Case studies Publication Date 27 October 2021 Published 27 Oct 2021
Paris Schools Refurbishments
The City of Paris has used Energy Performance Contracts (EPCs) to refurbish 240 schools in two phases, with a third phase now underway. The refurbishments, tailored to each school, include window renovations and the installation of LED lighting, sensors, insulation and new boiler systems.
Phase 1 EPC for 20 years.
Phase 2 EPC for 15 years.
Phase 3 EPC for 6 years.
- Commissioner: City of Paris
- Contractor: Nov’ecoles (ESCO)
- Financier: European Investment Bank through the European Local Energy Assistance (ELENA) programme
- The Parisian building sector accounts for 64% of the city’s energy consumption. Schools are extremely energy intensive due to old infrastructure.
- The City of Paris’s Climate Action Plan, therefore, aims to reduce the energy consumption of municipal buildings by 60% as part of an overall strategy to achieve carbon neutrality by 2050.
- The high initial upfront costs associated with the installation and retrofitting of energy saving infrastructure act as a deterrence to the uptake of such technologies.
- EPCs are an innovative form of contracting using a pay-for-performance mechanism in which the city government strikes an EPC agreement with an energy service company (ESCO), committing the ESCO to financing an energy-efficiency project with a performance guarantee.
- Allows governments and other building owners to repay their investments from realised energy savings over a set period of time.
- If the project underperforms and the agreed energy savings are not achieved, the ESCO pays the difference in cost borne by the government authority.
- This performance driven model is different to the price driven model seen in traditional contracting.
Results and impact
- Successful financing: The first phase of the project was largely financed through lenders. The European Local Energy Assistance (ELENA) programme, covered 90% of the costs of project preparation and follow-up. The EPC signed in 2011 with ESCO Nov’ecoles financing the upfront costs of the retrofit work - an investment of EUR28 million (USD43 million), which was paid when the works were completed and project performance verified.
- Successful first and second phase: The 100 schools in the first phase achieved a 33-38% reduction in energy consumption from 2004 levels, saving around 2,300 tCO2 annually and exceeding the original 30% goal. The results of the second phase are still being calculated. A third phase is in progress and will involve another 40 schools to be upgraded.
- A scaled program reduced costs: The costs of subsequent projects in the second and third phases were typically lower as the City of Paris paid upfront costs of the refurbishments without borrowing or seeking external funding. Lessons learnt from the first and second phases have been applied to phase three which has reduced the cost and complexity of procurement.
- Widespread applications: Because of the programme’s success, the City of Paris is now using EPCs to carry out energy efficiency refurbishments of its public swimming pools and is looking to extend the programme further.
Key lessons learnt

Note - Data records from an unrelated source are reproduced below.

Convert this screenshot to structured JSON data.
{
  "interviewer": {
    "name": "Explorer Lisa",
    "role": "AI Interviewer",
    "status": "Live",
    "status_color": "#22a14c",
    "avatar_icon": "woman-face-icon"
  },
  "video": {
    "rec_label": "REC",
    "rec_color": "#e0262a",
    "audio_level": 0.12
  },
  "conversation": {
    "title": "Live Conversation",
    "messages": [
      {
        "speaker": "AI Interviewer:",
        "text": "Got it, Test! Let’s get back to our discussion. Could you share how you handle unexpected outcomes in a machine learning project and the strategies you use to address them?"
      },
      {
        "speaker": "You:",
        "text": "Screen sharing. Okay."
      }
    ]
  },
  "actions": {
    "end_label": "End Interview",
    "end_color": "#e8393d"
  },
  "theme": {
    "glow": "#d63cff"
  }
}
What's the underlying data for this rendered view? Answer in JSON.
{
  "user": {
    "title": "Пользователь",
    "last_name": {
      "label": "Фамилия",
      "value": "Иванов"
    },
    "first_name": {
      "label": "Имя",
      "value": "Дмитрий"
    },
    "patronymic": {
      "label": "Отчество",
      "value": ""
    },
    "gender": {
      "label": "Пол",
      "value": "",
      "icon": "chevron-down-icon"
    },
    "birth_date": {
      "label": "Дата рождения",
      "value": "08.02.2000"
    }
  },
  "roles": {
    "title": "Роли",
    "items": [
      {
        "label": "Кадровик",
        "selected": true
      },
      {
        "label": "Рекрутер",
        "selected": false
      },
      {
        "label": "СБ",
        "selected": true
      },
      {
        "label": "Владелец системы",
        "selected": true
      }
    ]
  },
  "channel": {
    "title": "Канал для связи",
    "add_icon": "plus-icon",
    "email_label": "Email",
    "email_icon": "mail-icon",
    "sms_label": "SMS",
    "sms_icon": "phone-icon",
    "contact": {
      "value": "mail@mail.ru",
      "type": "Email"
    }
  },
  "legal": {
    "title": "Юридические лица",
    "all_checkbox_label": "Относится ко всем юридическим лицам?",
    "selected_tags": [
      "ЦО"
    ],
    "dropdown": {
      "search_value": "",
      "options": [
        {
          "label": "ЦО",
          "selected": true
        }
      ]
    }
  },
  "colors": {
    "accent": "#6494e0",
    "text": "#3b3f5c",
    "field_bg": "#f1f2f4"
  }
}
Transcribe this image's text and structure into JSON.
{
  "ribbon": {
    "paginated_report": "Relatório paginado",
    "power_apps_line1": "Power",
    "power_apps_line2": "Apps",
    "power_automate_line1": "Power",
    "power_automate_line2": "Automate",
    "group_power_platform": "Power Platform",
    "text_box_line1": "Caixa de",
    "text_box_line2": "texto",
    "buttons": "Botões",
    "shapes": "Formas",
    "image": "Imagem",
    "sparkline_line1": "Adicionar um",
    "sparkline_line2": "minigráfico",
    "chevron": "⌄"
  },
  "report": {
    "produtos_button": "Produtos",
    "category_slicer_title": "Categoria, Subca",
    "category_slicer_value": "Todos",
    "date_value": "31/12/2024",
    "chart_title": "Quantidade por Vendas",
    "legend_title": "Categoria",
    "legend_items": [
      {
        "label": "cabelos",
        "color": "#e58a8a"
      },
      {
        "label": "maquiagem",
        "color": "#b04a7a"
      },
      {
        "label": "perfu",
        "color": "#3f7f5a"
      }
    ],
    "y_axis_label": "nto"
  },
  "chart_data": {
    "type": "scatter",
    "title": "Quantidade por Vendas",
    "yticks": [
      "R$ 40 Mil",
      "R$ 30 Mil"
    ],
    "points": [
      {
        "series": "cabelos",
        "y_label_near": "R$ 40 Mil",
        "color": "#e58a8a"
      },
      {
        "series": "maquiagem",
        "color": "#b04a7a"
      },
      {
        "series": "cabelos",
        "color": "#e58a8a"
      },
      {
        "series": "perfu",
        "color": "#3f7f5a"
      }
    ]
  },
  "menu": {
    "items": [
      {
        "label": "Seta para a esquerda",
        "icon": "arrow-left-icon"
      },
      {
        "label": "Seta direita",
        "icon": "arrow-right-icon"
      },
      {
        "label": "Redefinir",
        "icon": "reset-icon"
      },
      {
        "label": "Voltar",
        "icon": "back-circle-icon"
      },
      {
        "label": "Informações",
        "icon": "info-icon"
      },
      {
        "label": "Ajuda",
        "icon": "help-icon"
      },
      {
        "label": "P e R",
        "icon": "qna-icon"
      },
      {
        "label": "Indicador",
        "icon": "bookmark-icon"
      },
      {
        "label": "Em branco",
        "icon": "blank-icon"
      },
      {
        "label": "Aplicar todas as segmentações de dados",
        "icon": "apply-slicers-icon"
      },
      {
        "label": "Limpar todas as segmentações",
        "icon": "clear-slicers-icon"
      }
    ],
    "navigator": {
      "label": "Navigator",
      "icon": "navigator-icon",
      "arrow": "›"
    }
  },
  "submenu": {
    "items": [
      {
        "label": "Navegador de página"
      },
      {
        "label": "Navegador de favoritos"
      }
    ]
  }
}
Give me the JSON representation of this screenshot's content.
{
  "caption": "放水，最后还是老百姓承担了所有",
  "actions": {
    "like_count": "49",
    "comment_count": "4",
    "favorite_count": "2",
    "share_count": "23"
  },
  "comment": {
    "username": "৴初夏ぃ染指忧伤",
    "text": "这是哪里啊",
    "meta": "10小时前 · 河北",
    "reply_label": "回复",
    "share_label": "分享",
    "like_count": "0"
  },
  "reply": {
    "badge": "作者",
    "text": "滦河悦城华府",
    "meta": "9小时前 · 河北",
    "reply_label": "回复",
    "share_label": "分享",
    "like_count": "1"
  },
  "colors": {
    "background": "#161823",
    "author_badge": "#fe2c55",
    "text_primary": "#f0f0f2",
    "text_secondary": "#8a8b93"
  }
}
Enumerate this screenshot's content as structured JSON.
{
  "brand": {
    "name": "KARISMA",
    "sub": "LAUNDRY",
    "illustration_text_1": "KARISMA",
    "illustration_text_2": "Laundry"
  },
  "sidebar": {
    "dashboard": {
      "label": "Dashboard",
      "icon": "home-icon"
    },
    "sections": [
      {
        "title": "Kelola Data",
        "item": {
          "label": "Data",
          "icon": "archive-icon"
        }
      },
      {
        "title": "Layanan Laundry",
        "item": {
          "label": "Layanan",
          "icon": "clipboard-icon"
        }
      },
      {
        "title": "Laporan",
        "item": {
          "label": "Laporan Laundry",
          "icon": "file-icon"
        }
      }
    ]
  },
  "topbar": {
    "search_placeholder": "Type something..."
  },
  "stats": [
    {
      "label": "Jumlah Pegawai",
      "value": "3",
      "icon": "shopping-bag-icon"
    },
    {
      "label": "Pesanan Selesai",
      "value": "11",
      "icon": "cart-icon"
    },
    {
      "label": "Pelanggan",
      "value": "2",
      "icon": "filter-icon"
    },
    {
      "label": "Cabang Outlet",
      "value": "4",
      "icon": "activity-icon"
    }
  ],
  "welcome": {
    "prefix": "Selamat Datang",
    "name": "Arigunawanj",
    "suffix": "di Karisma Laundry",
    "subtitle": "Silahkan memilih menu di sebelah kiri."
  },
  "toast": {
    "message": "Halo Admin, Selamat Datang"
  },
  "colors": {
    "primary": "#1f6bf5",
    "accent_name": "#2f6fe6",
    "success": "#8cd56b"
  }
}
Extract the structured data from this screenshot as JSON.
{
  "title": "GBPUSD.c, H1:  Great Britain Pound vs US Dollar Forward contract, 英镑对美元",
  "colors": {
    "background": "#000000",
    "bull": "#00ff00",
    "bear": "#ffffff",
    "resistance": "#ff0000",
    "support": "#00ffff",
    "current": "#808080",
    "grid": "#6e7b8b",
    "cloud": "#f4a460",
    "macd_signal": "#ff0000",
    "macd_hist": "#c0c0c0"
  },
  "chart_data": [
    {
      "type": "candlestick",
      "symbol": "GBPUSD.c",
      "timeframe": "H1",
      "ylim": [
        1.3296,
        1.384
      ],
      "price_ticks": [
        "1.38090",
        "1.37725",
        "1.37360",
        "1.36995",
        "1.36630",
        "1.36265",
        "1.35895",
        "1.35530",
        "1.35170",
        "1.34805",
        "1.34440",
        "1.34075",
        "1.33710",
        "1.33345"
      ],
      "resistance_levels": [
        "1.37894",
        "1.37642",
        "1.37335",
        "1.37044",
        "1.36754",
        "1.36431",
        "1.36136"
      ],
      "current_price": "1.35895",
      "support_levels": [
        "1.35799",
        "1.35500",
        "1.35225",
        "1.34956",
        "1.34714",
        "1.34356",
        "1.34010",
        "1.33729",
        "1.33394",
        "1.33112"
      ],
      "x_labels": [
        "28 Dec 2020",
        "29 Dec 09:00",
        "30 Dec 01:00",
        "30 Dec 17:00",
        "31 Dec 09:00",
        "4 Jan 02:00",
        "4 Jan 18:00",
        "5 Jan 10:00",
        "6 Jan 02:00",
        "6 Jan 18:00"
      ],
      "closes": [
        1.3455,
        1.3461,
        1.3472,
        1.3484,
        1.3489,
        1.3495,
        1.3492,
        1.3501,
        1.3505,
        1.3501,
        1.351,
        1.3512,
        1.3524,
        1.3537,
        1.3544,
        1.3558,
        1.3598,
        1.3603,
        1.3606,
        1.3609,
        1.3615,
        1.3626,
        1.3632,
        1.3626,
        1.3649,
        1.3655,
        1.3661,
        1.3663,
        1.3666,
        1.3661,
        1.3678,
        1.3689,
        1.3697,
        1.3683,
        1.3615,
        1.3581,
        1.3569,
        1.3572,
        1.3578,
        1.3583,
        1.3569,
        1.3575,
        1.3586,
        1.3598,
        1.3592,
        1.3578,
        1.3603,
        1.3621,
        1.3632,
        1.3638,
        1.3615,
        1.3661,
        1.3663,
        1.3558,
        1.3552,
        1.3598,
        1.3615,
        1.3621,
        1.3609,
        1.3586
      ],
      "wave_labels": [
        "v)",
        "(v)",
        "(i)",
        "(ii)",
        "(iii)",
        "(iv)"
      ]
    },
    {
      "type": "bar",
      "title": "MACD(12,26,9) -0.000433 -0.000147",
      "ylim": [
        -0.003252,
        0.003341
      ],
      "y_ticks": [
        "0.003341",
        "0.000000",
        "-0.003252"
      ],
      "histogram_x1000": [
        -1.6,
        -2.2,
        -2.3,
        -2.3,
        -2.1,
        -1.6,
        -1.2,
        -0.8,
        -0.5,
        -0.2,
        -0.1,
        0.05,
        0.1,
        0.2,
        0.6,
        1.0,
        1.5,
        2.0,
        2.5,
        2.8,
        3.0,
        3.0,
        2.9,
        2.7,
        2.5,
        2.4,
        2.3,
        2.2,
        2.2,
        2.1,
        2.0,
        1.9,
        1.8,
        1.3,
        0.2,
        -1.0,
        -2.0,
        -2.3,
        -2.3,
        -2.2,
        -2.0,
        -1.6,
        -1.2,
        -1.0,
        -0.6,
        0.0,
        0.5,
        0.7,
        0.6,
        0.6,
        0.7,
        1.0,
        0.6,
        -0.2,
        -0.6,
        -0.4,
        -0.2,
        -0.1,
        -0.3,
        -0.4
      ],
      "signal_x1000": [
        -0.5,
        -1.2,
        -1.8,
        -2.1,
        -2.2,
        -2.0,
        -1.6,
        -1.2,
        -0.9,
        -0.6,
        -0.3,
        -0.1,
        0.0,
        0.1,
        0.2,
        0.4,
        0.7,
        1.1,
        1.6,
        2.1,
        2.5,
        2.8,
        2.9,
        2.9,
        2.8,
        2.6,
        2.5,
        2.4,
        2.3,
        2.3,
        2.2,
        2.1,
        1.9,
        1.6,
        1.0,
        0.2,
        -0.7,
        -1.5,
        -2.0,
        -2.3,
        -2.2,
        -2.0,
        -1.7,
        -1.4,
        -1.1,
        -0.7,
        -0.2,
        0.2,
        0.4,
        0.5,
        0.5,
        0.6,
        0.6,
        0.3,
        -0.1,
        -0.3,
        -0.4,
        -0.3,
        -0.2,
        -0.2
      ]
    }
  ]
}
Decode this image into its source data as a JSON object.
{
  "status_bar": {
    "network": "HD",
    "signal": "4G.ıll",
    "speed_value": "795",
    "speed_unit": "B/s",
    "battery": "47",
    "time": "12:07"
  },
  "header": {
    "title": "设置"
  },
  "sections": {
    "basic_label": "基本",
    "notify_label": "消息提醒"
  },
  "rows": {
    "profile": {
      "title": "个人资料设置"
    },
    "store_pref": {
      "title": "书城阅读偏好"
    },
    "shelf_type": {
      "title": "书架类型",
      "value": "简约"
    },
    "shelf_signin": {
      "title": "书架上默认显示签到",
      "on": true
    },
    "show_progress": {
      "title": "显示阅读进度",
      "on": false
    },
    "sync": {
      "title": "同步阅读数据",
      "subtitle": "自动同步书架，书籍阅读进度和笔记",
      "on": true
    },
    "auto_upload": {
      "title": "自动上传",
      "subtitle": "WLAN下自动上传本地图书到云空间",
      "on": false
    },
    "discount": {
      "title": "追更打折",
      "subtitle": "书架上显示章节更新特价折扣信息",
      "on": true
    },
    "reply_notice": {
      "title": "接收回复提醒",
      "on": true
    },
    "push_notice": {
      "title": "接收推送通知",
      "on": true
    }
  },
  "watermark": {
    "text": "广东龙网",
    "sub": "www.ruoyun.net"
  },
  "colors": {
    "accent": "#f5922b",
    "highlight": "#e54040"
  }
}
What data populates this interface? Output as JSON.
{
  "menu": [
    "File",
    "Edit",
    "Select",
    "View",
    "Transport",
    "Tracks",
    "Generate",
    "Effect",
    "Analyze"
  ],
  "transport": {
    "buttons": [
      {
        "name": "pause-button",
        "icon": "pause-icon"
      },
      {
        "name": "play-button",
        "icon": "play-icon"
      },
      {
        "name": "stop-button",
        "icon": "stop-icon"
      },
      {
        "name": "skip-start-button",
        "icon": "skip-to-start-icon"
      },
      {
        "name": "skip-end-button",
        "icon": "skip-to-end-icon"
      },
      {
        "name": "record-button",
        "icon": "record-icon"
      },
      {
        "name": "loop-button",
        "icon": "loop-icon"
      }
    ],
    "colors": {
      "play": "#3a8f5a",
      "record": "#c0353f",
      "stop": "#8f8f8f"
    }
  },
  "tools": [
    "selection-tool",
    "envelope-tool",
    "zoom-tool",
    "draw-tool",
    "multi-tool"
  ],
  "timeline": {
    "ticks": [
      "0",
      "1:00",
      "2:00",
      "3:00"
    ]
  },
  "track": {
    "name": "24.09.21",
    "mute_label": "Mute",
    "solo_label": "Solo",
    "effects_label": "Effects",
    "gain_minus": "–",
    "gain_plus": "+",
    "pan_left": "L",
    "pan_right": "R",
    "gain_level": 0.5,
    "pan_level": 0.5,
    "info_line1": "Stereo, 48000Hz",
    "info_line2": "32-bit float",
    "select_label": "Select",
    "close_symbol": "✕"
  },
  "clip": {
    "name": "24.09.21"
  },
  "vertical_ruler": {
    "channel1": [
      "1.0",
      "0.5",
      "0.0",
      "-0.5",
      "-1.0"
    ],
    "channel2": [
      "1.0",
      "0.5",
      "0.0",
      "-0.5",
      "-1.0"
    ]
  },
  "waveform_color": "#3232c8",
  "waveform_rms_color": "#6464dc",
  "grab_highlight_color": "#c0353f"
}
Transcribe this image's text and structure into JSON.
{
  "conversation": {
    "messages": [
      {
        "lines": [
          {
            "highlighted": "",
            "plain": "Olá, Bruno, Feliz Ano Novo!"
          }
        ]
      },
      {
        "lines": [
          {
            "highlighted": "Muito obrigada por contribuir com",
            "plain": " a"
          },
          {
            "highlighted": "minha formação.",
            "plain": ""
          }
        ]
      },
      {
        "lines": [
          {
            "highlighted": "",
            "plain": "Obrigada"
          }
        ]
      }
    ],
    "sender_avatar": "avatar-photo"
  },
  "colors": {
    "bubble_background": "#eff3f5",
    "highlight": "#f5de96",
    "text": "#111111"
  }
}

- Innovative performance contracting: The methodology of EPC differs from traditional contracting, which is invariably price-driven. Performance contracting is results-driven as the risks of underperformance are transferred to ESCOs.
- Guaranteed performance: The EPCs involved a guarantee by the ESCO that the savings will be achieved. As the ESCOs are to bear the financial consequences of underperformance, they are incentivised to deliver on the contractual energy saving guarantees. The ESCOs have the expertise and means to deliver on these guarantees as the onus of project design, feasibility studies, implementation of retrofits works, ongoing maintenance, and data monitoring resides with them.
- Setting precise energy consumption baseline: To accurately assess performance, it is imperative for ESCOs to conduct thorough baseline studies to collect good baseline data for later comparison. Feasibility studies are also crucial to establish which schools will actually benefit from the upgrades.
- Funded by cash flow: As the government is paying an ongoing performance fee over a long period of time rather than an upfront cost of upgrades, the EPC has allowed repayment of initial investment through cash flows from energy savings rather than initial capital expenditure. The project has become self-funded rather than debt-funded.